Is there any time-bound action plan on reforms with regard to the human rights situation that we are maintaining?
There was an action plan developed by the then ministry that handled matters related to human rights, which no longer exists. Since then, I have not seen any action plan by the present Government. It is sad that we don’t have a national process and we have to abide by the Human Rights Council’s process, where we have to offer explanations to them every quarter when the Council meets.
There’s a lot of anxiety in this country about international interference in our national affairs. We only have to follow a simple process, and that is to deal with our internal affairs. And when we do that, there is no room for the international community to step into our national affairs.
What is your view on the Government’s move to impose emergency regulations to control food prices and prevent hoarding? Is it necessary at this moment?
The people think that they can hoard essential food items just because they are expecting the prices to increase – that is a disgraceful thing. Nevertheless, why are we using emergency regulations that are supposed to be for public security, public health, or public order to manage a basic commercial matter? We have the Consumer Affairs Authority (CAA) which can walk in and take control of these things.
What is your view on appointing an advisory board to make recommendations to those detained under the PTA?

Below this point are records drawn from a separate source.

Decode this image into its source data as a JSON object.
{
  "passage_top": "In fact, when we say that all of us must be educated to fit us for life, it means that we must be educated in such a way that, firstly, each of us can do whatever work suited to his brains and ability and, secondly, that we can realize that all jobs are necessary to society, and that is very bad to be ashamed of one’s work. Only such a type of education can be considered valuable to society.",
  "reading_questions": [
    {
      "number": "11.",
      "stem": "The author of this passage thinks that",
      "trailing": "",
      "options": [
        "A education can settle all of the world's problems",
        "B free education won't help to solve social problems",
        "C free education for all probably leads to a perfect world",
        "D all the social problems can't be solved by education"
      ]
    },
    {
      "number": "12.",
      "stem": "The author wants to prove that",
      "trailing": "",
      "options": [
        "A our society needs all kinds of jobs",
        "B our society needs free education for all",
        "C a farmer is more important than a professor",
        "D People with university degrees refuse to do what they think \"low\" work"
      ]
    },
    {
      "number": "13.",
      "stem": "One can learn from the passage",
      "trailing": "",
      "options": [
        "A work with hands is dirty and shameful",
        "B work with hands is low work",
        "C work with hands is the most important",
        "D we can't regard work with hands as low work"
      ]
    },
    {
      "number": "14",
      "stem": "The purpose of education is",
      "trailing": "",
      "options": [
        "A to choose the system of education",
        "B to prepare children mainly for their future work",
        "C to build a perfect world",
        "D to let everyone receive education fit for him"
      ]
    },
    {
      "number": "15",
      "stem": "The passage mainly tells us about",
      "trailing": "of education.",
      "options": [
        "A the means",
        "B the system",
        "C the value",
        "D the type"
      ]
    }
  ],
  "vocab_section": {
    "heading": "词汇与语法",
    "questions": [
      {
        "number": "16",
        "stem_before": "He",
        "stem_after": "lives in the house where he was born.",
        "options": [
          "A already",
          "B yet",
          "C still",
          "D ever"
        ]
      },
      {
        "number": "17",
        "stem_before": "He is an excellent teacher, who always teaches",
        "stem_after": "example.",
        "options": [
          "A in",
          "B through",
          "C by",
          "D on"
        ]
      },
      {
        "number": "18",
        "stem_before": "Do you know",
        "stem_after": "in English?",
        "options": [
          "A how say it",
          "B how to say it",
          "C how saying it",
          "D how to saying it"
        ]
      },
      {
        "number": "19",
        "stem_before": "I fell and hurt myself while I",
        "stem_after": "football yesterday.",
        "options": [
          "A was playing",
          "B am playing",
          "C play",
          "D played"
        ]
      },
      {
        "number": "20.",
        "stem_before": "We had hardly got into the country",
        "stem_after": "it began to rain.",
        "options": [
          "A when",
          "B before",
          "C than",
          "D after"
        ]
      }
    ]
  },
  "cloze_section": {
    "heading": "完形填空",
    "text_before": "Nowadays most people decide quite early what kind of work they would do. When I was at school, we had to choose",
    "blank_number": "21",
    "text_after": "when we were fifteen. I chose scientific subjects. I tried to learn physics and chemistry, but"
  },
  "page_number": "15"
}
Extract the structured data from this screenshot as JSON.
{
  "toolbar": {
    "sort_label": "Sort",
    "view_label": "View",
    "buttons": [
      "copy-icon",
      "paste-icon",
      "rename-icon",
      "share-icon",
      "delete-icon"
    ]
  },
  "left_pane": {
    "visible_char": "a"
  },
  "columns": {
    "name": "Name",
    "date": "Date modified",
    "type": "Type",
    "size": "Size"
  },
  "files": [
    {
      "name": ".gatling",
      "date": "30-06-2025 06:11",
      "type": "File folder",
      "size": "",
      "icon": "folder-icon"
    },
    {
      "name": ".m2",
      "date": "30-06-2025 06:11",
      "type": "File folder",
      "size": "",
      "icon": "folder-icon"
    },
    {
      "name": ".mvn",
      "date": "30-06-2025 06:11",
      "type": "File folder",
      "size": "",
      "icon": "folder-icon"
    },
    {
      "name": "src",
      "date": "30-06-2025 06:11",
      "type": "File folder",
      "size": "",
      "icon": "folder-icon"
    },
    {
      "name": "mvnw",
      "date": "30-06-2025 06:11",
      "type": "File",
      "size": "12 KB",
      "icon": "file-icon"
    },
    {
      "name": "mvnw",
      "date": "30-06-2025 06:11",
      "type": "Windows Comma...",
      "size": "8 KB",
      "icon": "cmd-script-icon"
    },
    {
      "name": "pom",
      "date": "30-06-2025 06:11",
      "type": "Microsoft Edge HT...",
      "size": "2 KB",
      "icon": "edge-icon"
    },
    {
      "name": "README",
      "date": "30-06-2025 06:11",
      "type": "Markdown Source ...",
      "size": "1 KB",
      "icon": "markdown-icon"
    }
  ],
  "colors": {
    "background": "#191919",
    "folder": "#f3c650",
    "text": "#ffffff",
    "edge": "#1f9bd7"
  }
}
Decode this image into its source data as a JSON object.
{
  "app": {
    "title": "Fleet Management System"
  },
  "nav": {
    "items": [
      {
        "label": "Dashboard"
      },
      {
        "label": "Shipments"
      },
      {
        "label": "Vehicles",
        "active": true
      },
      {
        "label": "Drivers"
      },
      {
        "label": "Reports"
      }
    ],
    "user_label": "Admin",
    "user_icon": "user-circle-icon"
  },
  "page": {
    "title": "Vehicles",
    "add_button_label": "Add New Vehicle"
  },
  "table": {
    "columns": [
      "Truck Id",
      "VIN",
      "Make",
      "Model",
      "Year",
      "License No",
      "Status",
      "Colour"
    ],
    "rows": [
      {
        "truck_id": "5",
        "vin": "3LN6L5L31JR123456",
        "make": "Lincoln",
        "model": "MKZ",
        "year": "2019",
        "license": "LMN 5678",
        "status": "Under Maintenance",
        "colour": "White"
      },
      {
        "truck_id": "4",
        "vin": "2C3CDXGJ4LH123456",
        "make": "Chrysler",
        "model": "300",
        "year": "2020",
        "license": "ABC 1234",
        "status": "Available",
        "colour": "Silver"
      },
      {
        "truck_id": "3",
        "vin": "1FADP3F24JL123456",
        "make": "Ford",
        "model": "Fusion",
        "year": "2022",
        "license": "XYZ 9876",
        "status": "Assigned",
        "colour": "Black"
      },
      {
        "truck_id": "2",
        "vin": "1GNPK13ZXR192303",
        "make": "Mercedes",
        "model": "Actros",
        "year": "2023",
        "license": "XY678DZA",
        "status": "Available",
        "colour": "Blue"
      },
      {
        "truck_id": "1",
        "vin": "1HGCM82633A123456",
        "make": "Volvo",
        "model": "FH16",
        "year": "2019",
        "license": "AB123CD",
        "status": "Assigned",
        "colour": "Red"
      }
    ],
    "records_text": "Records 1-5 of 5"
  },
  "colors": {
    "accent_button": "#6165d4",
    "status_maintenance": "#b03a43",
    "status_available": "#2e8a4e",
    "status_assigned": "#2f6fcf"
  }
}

We have to change the process of the PTA. In Sri Lanka, in the mid-1990s, the Attorney General’s (AG) Department reviewed a large number of files within a short period of time and gave recommendations for the release, rehabilitation, and charges to be expedited, etc. So, the Department also has the capacity to do that.